That the conclusion seems to be preposterous doesn’t necessarily mean that it’s wrong.
Can it be proven wrong? Well, among other factors, that depends on the definition of “mind uploading”. And that’s not very clear cut, since procedures like “sideloading” can lead to relatively equivalent results, as described earlier in this thread.
Let me introduce another concept, which is indeed a bit more abstract: Capability convergence. This means that either humans and machines will have essentially the same capabilities (“weak convergence”), or that humans and machines will converge and actually become one and the same (“strong convergence”). With those terms, the interesting question is: What is needed for the different types of convergence?
It might be that a sufficiently advanced brain machine interface suffices for weak convergence. In the case that antropotent AIs actually require interfacing with human brains in order to unlock all their capabilities, it could also suffice for strong convergence. I don’t see the latter scenario as very likely, at least not in the very long run. There are probably configurations of matter than can do everything (of course that includes generating a human consciousness) that a human brain can do, while using less energy, operating faster, being more portable, and so on.

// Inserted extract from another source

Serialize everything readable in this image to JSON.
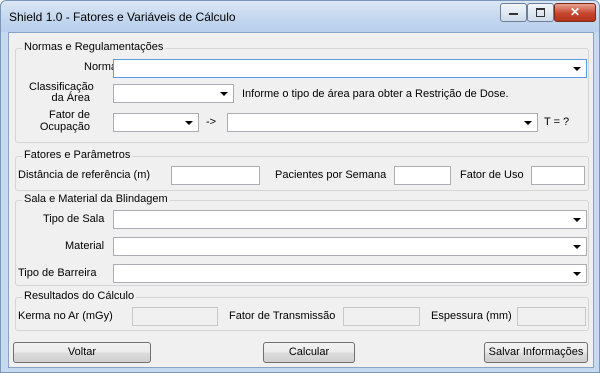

What actually matters, however, is what is required for weak convergence. Weak convergence is enough to keep humans on the same level as machines. I think the crucial requirement is finding a way to get relevant information out of the human brain. At the moment our “information output speed” lies at few bytes per second (for example by typing on a keyboard). Getting that number up to gigabytes per second, or more, is a very difficult and serious challenge.